BIRLA SUN LIFE FRONTLINE EQUITY
This one's a winner. If compared with the benchmark, it has had just one annual underperformance (2003) in seven years. From a relative point of view, it began to beat the category average only from 2006, a result of Patil taking over the fund in November 2005.
In 2009, it delivered 90.45 per cent (category average, 80.3 per cent). Its performance has not gone unnoticed. As assets under management (AUM) swelled, the outcome has been a more diversified portfolio, with around 60 stocks (up from 35 in January 2009). Since 2008, apart from RIL, Bharti Airtel and Infosys Technologies, no stock has accounted for more than five per cent of the portfolio.
This fund attempts to target the same sector weights in its portfolio, as is found in its benchmark BSE 200. But, that does not mean the fund manager is restricted to the benchmark universe.
His individual stock selection is totally flexible and there is some flexibility in computing the sector weights; either plus or minus 25 per cent of the weight in the index or an absolute figure of plus or minus 3 per cent, whichever is higher.
While Patil broadly adheres to this strategy, there have been the occasional deviations, such as energy and engineering in 2006 and 2007. "We have always been positive on capital goods, specially power equipment companies. This sector will continue to grow and the outlook is bright," says Patil. But, due to stretched valuations, he was underweight on energy at that time.
Though Patil is positive on mid caps, he ensures this fund has a large cap thrust. Higher than average returns, lower risk and a well diversified portfolio make it a sound proposition.
HDFC TOP 200
We like this fund for its solid long-term record and skilled management. With a five-year annualised return of 27 per cent, it is the best performer in its category (February 28, 2010).
In 2006 and 2007, investors fretted at the average performances. In 2006, it was the high exposure to defensives that pulled it down. In 2007, energy was offloaded even when the going was good, while exposure to financials did not impact as much as metals and construction, where the fund's exposure was low.
In 2008, the fund's success in standing upright in a bear market, without resorting to debt or high cash levels, was a testimony to Jain's skill, who restricted the fall to just 45 per cent, around 11 per cent less than BSE 200 and eight per cent lower than the category average.
Finally in 2009, Jain silenced critics by beating the category average by a margin of 14 per cent. Low cash levels, being overweight in autos and banking and underweight in power utilities and energy (reduced exposure significantly to RIL, which underperformed the broader market) helped.
The fund manager even has the liberty to in unlisted companies that would qualify to be in the top 200 by market capitalisation on the BSE.
Investors can be sure of a good-quality portfolio and a fund manager who sticks by his convictions, irrespective of whoever else is playing the momentum game.""We invest in good quality businesses, keep away from richly valued investments to the extent feasible and remain diversified," says Jain.
The fund has accomplished what it stated it would do and has made money for its investors.

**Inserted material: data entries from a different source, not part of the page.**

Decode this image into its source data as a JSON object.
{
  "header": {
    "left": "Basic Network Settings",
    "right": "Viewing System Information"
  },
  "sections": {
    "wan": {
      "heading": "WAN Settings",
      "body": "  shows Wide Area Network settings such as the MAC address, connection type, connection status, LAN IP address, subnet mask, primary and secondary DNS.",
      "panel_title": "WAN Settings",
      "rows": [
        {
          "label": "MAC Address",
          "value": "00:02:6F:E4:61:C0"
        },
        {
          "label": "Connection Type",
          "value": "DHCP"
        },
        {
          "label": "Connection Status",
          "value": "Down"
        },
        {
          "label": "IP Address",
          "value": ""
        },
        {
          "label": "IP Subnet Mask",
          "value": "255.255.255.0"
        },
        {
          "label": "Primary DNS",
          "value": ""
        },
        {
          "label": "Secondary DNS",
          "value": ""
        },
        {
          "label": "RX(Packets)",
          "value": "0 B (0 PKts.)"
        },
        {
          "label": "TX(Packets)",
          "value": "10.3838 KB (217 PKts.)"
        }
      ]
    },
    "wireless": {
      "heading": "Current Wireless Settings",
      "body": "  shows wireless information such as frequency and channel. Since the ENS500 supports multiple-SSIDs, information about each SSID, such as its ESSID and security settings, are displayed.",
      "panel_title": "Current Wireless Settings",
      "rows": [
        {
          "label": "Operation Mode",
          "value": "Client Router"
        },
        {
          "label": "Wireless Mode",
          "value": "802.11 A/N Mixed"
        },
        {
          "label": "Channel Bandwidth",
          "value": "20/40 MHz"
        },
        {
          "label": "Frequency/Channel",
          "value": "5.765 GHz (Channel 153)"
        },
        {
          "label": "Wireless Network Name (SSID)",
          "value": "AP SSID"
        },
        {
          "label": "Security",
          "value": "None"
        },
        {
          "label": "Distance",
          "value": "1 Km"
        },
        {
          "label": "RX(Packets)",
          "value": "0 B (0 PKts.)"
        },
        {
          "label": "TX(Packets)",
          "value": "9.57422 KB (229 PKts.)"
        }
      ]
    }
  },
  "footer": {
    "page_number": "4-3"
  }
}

Launched in July 2005, it got off to a weak start. It delivered a meagre 11 per cent in 2006, underperforming both, its category and benchmark by huge margins.
But, come 2007, the fund began to make up for lost ground. Upadhyay took over in March 2007 and since then, the fund's performance has been more than impressive. Over the three-year period ended February 28, 2010, it was the best performing fund in its category, with an annualised return of 20 per cent, double its benchmark (10.3 per cent) and category average (10.32 per cent).
The mandate of this fund requires Upadhyaya to dynamically shift between sectors, depending on the macro economic outlook and opportunities available in the market.
By and large, Upadhyaya attempts to keep around 65-75 per cent of his portfolio in four to five select sectors, which he believes will outperform the broader market in the short to medium term. He also sticks to a 70 per cent large-cap tilt and averages at around 40 stocks in the portfolio.
The high cash levels in the fund don't imply he is not fully invested but indicate derivative exposures. "We employ derivatives either to hedge part of the portfolio or employ it for reverse arbitrage trades. Also, entry and exit is easier in the futures market because of high liquidity," says Upadhyaya.